The physicality of the World Wide Web is deeply embedded in the geopolitical position of countries in the global order and the operation of global capitalist markets. Even at a glance, it is clear that the fiberoptic lines threading between continents in the image above are densely entangled around the global hubs — the United States and Western Europe. Comparatively, sub-Saharan Africa has only sparse spindles weaving across the world. This is a point that the piece in Mashable and in The Atlantic fail to tease out of the GeoTel conclusions. Indeed, the authors note that the financial centers of New York and London are more thickly criss-crossed by the physical cables that make the Internet possible.
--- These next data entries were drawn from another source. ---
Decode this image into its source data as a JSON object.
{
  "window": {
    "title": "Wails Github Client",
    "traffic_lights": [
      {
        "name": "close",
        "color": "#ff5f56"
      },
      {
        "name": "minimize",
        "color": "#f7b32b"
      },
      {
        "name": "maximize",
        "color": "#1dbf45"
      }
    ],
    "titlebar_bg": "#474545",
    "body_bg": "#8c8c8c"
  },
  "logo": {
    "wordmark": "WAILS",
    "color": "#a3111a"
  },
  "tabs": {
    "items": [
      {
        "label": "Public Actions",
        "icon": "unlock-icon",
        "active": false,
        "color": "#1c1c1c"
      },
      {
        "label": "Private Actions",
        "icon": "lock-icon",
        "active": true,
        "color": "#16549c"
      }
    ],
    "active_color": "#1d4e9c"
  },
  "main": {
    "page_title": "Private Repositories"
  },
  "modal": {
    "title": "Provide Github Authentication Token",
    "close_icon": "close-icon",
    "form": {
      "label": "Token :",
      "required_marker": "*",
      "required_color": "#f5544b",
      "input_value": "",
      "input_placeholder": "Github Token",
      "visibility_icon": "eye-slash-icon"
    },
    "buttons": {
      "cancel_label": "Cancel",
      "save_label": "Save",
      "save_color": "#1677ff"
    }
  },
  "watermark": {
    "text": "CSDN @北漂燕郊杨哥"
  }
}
But it’s not enough to say it’s cool to look at elegant graphics about global telecommunications.
We have to go to the next step and ask: so what does this distribution mean? Part of that question depends on another element of the physicality of the Internet — its ownership. The fiberoptic cables, ISPs, and global servers are not public goods, independent of corporate or capital interests. When we see a graph of Internet cables, we should also ask who owns the infrastructure? In the U.S., we can predictably look to the telecom giants, AT&T, Verizon, etc. In the developing world, European companies like Vodafone dominate, and the actual infrastructure is often part of a broader development agenda materially and financially paid for by international aid and monetary bodies. At the same time that these private interests often wrest power from autocratic regimes and their submissive telecommunications authorities, we should not be deceived into believing that a lack of government involvement means a free and open telecom environment. Now as ever, in the age of the Internet and globalization, it is important to identify and interrogate where information originates, how information economy infrastructure is distributed, and who owns the physical “immobilities” of the digital age.